There are three good things I’ve learned about wandering… and one very sad.
1. Wandering can be a simple and wonderful pastime. Remember the song?
I love to go a-wandering,
Along the mountain track,
And as I go, I love to sing,
My knapsack on my back.
I love to wander by the stream
That dances in the sun,
So joyously it calls to me,
“Come! Join my happy song!”
2. When wandering becomes travelling – going someplace far away on purpose – it can even bring you wisdom. Mark Twain, once a Mississippi riverboat pilot in his youth, discovered this…“Travel is fatal to prejudice, bigotry, and narrow-mindedness, and many of our people need it sorely on these accounts.”
3. Wandering and travelling are also the beginnings of exploring. Author T. S. Eliot once said, “We shall not cease from exploration, and the end of all our exploring will be to arrive where we started and know the place for the first time.”
And there’s the sad part. When you come home from a long time gone and far away, things will be different. Your travels may have brought you new insights. You may understand the home you came back to in a different way, but in some way, once you go away, you can never quite come home again, at least not to the one you left. Home will be different and so will you.
This week your Jamestown Gazette is asking you to think about welcoming home some very special people. They are people whose “far away” was so alien, so dangerous, so unforgettable, they couldn’t help bringing some of it back with them in both their waking and sleeping dreams.
Men and women in the U.S. military sometimes bring the sadness and terrors of war home with them. They saw and did terrible things most of us could not do… and they did it for us. Sometimes they were things they would rather not even be thanked for.
They need welcome more than thanks. Our cover story this week is a call to come beside them, to help them come home in mind and spirit as well as in body.
Let’s make sure that welcoming is a kind of healing, it is more than words. It’s a celebration.

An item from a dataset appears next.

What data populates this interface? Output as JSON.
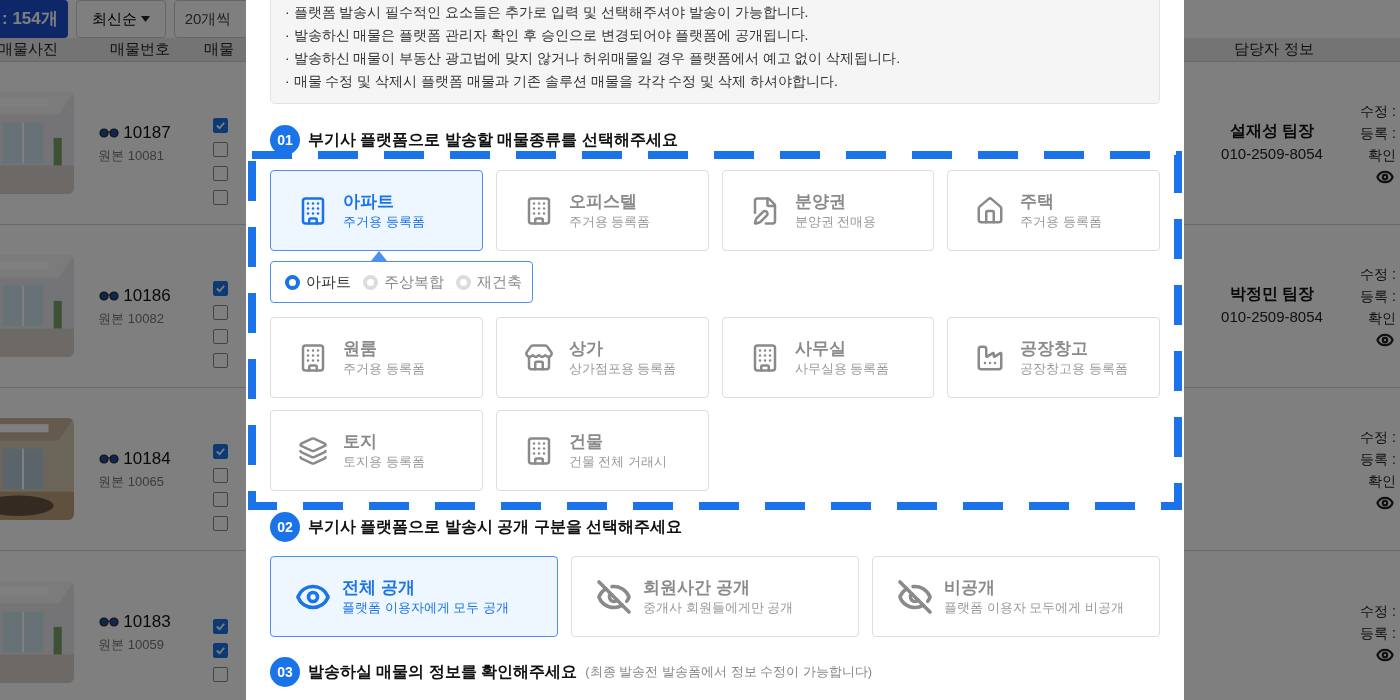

It’s a sharing of what makes home a good place to be again. Friends, good work, and good times, just for a start.
Welcome home, good people, we’re glad you’re back.
And of course, enjoy the read.